In an interview with Complex, DJ Quik spoke on the background and recording process of Rhythm-al-ism stating, “With the Rhythm-al-ism album, even though it didn't have a home because Profile Records was going through something and I was fighting them for back royalties and they had me on suspension because they didn't want to pay me. I understood, those were some big checks, I wouldn't want to pay DJ Quik either. "I think that's when I lost my rough edges, I lost the gangster and became like an R&B pretty boy. "The name Rhythm-al-ism alone tells you what I was doing. I was mixing up rhythms. I was meshing R&B with hip-hop and jazz. And a little bit of comedy".
Rhythm-al-ism received mixed reviews from contemporary music critics. At Allmusic rated the album at 2 and a half stars and wrote that Considering its guest list -- packed with enough star power (El DeBarge, Snoop Dogg, Nate Dogg, Peter Gunz, Hi-C, AMG, and 2nd II None) to fill a "Wrestlemania" card -- Rhythm-al-ism promises more than it actually delivers. Its cleverest moments ("Medley for a 'V' (The Pussy Medley)") address colloquialisms for genitalia and all the wonderful things it's good for. "Down, Down, Down," "I Useta Know Her," and "No Doubt" (rhymes with: "I got something for your mouth") are plain nasty. Just what rap needs: one more guy boasting about his majestic penis and how good he is at treating women like gutter trash.Los Angeles Times gave the album 3 stars.
The album debuted at number sixty three on the US Billboard 200 and spent 29 weeks on the chart. It also debuted at number thirteen on the US Top R&B/Hip-Hop Albums charts and spent 39 weeks on the chart as well.

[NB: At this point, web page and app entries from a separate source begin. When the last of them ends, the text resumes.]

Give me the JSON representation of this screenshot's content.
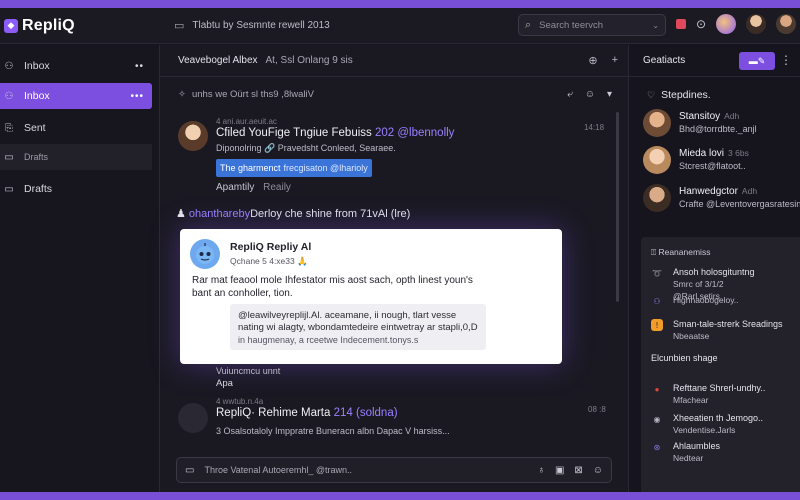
{
  "app": {
    "name": "RepliQ"
  },
  "header": {
    "title": "Tlabtu by Sesmnte rewell 2013",
    "search_placeholder": "Search teervch"
  },
  "sidebar": {
    "items": [
      {
        "label": "Inbox",
        "icon": "people-icon"
      },
      {
        "label": "Inbox",
        "icon": "inbox-icon"
      },
      {
        "label": "Sent",
        "icon": "sent-icon"
      },
      {
        "label": "Drafts",
        "icon": "drafts-icon"
      },
      {
        "label": "Drafts",
        "icon": "drafts-icon"
      }
    ]
  },
  "conversation": {
    "header": "Veavebogel Albex",
    "header_sub": "At, Ssl Onlang 9 sis",
    "subline": "unhs we Oürt sl ths9 ,8lwaliV",
    "messages": [
      {
        "meta": "4 ani.aur.aeuit.ac",
        "title": "Cfiled YouFige Tngiue Febuiss",
        "title_hl": "202 @lbennolly",
        "line": "Diponolring 🔗 Pravedsht Conleed, Searaee.",
        "chip": "The gharmenct",
        "chip_dim": "frecgisaton @lharioly",
        "reply": "Apamtily",
        "reply_dim": "Reaily",
        "time": "14:18"
      }
    ],
    "ai_prompt_prefix": "♟ ",
    "ai_prompt_hl": "ohanthareby",
    "ai_prompt": "Derloy che shine from 71vAl (lre)",
    "ai_card": {
      "name": "RepliQ Repliy Al",
      "sub": "Qchane 5 4:xe33 🙏",
      "body": "Rar mat feaool mole Ihfestator mis aost sach, opth linest youn's bant an conholler, tion.",
      "quote": "@leawilveyreplijl.Al. aceamane, ii nough, tlart vesse nating wi alagty, wbondamtedeire eintwetray ar stapli,0,D",
      "quote_cite": "in haugmenay, a rceetwe Indecement.tonys.s"
    },
    "after_card_meta": "Vuiuncmcu unnt",
    "after_card": "Apa",
    "second": {
      "meta": "4 wwtub.n.4a",
      "title": "RepliQ· Rehime Marta",
      "title_hl": "214 (soldna)",
      "line": "3 Osalsotaloly Imppratre Buneracn albn Dapac V harsiss...",
      "time": "08 :8"
    },
    "composer_placeholder": "Throe Vatenal Autoeremhl_ @trawn.."
  },
  "right": {
    "header": "Geatiacts",
    "section": "Stepdines.",
    "contacts": [
      {
        "name": "Stansitoy",
        "time": "Adh",
        "desc": "Bhd@torrdbte._anjl"
      },
      {
        "name": "Mieda lovi",
        "time": "3 6bs",
        "desc": "Stcrest@flatoot.."
      },
      {
        "name": "Hanwedgctor",
        "time": "Adh",
        "desc": "Crafte @Leventovergasratesin"
      }
    ],
    "panel_head": "Reananemiss",
    "panel_items": [
      {
        "l1": "Ansoh holosgituntng",
        "l2": "Smrc of 3/1/2",
        "l3": "",
        "color": "#8b5cf6"
      },
      {
        "l1": "@Rarl.setirs",
        "l2": "Highnaobogeloy..",
        "l3": "",
        "color": "#6a57c9"
      },
      {
        "l1": "Sman-tale-strerk Sreadings",
        "l2": "Nbeaatse",
        "l3": "",
        "color": "#f39c28"
      },
      {
        "l1": "Elcunbien shage",
        "l2": "",
        "l3": "",
        "color": "#00000000"
      },
      {
        "l1": "Refttane Shrerl-undhy..",
        "l2": "Mfachear",
        "l3": "",
        "color": "#d8463c"
      },
      {
        "l1": "Xheeatien th Jemogo..",
        "l2": "Vendentise.Jarls",
        "l3": "",
        "color": "#b5b5c4"
      },
      {
        "l1": "Ahlaumbles",
        "l2": "Nedtear",
        "l3": "",
        "color": "#6a57c9"
      }
    ]
  },
  "colors": {
    "accent": "#7c4fe0",
    "chip": "#3a74d8",
    "danger": "#e0485b"
  }
}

The album was certified Gold on July 27, 1999 by the RIAA for selling over 500,000 copies.